Sold three times at auction, most recently for $360,000 at the OBS March Sale of two-year-olds, Miracle is trained by Rodolphe Brisset. She is entered for the 6 1/2-furlong Seeking the Ante Stakes at Saratoga Aug. 26.

Mendelssohn’s best colt to date is probably Classical Cat. He won his only race to date, scoring by 2 1/2 lengths at odds of 5.6-1 over 5 1/2 furlongs on the Del Mar dirt Aug. 20. The Phil D’Amato trainee, a $65,000 Keeneland September Yearling purchase, recorded a Speed rating of 90, the highest to date for progeny of Mendelssohn, and a good class rating of 116.6.

Another son of Mendelssohn to succeed at Del Mar this year was Wound Up, from the stable of Michael McCarthy. A $280,000 purchase at the OBS April two-year-old sale, Wound Up won by a neck on debut over five furlongs on turf at Del Mar Aug. 11. Wound Up, who recorded a Speed rating of 81 and a class rating of 114.8, is out of the stakes-winning Distorted Humor mare Banker’s Buy.

Mendelssohn’s highest earner to date has been Pink Hue, who was successful at her sole start to date. She won over 1 1/16 miles at Saratoga for trainer Chad Brown by 2 3/4 lengths on the inner turf, picking up $57,750 while recording an 86 Speed rating and 114.8 class rating.

Other winners to date for Mendelssohn have been Belt Parkway (Speed rating 76, class rating 113.2), successful at Parx over 5 1/2 furlongs Aug. 3; Penny Polka (SR 67, CR 111.1), victorious at Delaware Park July 28; and Quincy Café (SR 76, CR 112.5), promoted to first over seven furlongs at Laurel Park July 31.

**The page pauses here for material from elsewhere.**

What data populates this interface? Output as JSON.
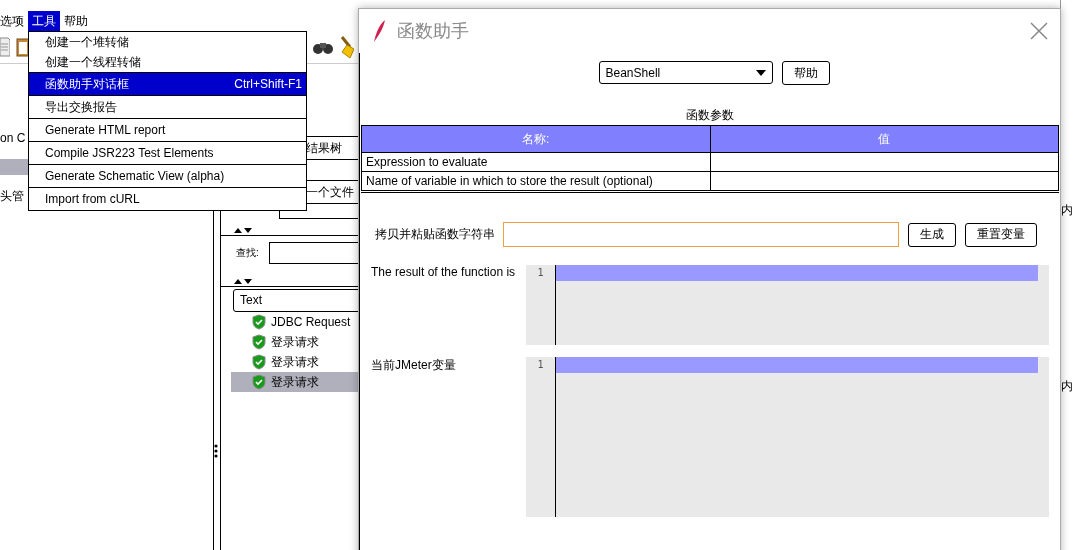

Mendelssohn’s record and his pedigree suggest his progeny have enough ability to excel at two while also going on to improve as they get older. He has been given every chance to succeed, and his progeny’s efforts will be watched with interest.